» Directions
Every entry needs to be given again exactly as it reads.

» Material for this task
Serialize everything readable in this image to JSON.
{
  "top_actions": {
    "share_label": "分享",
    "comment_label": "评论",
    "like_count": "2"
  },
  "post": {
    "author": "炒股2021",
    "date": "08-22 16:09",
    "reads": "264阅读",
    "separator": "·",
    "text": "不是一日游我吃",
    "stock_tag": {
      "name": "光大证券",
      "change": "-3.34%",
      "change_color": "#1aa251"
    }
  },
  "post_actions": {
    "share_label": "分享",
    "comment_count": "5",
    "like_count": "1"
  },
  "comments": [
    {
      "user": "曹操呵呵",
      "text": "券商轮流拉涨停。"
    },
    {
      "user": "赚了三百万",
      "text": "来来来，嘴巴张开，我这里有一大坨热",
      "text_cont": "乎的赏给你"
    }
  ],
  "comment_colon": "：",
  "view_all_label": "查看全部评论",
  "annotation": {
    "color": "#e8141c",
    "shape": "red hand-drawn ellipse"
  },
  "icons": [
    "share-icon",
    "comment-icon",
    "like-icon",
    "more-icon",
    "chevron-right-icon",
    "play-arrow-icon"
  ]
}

» Answer area
Serialize everything readable in this image to JSON.
{
  "top_actions": {
    "share_label": "分享",
    "comment_label": "评论",
    "like_count": "2"
  },
  "post": {
    "author": "炒股2021",
    "date": "08-22 16:09",
    "reads": "264阅读",
    "separator": "·",
    "text": "不是一日游我吃",
    "stock_tag": {
      "name": "光大证券",
      "change": "-3.34%",
      "change_color": "#1aa251"
    }
  },
  "post_actions": {
    "share_label": "分享",
    "comment_count": "5",
    "like_count": "1"
  },
  "comments": [
    {
      "user": "曹操呵呵",
      "text": "券商轮流拉涨停。"
    },
    {
      "user": "赚了三百万",
      "text": "来来来，嘴巴张开，我这里有一大坨热",
      "text_cont": "乎的赏给你"
    }
  ],
  "comment_colon": "：",
  "view_all_label": "查看全部评论",
  "annotation": {
    "color": "#e8141c",
    "shape": "red hand-drawn ellipse"
  },
  "icons": [
    "share-icon",
    "comment-icon",
    "like-icon",
    "more-icon",
    "chevron-right-icon",
    "play-arrow-icon"
  ]
}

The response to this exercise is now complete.